We have a $D$ dimensional flat minkowskian spacetime, and a field theory with $T_{\mu\nu}$ symmetric, traceless ($T^{\mu}_{\mu} = 0 $) and conserved ($\partial^{\mu} T_{\mu \nu} = 0$). We also assume that the operator \[ E = \int d^{D-1} x \, T_{00} \] is well defined and semi-positive definite. Given a state $|{\Phi}\rangle$, consider \[ \mathcal E(t, x) \equiv \langle{\Phi} |T_{00} (t, x) |{\Phi}\rangle \ . \]Show that for all positive energy state $|\Phi\rangle$ the average square radius of the region in which $\mathcal E$ is not zero grows with time at a speed which rapidly approaches the speed of light.

Now, this theory is scale-invariant (due to tracelessness of the energy-momentum tensor), thus intuitively I expect that its excitations should be massless and therefore travel at the speed of light. However, I cannot find a way to prove it formally.

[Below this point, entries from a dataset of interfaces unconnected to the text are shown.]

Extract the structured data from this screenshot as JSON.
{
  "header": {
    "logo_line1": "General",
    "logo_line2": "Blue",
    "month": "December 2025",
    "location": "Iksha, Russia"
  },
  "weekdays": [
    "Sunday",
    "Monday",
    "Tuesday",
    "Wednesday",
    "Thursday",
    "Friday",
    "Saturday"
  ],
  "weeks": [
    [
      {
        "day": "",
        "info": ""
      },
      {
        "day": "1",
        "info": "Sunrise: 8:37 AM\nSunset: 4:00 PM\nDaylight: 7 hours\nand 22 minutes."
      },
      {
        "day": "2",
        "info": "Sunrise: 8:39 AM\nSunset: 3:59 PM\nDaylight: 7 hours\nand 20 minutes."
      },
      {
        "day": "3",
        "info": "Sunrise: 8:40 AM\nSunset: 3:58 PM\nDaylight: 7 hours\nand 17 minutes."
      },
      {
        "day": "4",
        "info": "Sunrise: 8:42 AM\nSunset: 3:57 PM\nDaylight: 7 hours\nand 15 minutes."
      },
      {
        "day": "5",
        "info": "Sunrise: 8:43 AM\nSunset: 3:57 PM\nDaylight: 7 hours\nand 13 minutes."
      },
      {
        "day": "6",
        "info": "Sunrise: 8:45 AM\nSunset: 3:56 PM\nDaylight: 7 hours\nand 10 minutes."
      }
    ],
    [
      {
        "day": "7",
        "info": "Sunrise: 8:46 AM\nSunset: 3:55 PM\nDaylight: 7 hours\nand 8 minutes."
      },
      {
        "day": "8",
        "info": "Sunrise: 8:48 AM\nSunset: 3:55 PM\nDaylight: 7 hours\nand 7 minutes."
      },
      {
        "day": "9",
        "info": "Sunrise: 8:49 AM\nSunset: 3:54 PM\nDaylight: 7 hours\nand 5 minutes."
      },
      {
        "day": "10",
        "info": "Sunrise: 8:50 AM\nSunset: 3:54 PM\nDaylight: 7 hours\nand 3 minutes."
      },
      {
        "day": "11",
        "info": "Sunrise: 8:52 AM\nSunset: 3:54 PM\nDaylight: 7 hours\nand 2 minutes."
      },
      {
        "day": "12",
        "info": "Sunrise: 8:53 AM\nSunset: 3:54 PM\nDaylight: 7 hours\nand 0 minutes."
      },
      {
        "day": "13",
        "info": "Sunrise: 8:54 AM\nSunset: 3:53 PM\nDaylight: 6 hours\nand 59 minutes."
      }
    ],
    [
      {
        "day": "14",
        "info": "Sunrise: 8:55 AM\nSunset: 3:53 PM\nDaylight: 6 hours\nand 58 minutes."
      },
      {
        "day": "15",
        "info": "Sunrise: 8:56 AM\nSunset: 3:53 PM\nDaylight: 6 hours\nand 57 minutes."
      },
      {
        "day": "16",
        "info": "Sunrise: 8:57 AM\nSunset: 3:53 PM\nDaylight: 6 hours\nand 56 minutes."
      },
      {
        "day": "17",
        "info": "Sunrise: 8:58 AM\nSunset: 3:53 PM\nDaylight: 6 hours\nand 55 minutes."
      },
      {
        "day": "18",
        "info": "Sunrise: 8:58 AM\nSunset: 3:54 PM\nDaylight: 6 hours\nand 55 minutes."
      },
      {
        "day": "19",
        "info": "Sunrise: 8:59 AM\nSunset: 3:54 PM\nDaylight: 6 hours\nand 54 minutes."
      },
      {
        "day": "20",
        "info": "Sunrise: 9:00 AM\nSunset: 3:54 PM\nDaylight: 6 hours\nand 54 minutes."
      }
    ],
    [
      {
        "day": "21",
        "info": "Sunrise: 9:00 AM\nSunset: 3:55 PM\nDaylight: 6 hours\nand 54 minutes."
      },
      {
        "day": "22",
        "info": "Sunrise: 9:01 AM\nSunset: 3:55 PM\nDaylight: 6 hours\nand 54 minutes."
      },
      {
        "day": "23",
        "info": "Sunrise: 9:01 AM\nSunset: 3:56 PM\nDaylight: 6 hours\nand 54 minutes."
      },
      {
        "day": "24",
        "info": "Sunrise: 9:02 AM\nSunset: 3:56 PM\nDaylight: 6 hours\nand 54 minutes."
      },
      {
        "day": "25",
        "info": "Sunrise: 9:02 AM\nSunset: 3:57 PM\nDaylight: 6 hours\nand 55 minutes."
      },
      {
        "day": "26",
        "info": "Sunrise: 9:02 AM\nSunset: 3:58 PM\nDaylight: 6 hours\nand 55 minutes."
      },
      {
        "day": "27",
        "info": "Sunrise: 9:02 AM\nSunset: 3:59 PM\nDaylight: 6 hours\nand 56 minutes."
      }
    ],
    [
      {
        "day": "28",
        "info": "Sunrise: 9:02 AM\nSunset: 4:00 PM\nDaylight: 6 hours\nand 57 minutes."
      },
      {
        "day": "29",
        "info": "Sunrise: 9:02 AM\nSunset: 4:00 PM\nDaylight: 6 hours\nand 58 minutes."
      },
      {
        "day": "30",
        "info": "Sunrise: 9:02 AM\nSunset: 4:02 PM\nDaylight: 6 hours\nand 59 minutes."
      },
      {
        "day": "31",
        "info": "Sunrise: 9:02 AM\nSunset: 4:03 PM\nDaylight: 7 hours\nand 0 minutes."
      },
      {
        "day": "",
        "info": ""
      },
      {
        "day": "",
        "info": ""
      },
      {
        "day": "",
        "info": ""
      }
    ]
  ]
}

I should stress that this problem was not given to me as a homework, but it has been part of the admission PhD test in SISSA, in 2014. It can be found in their web page.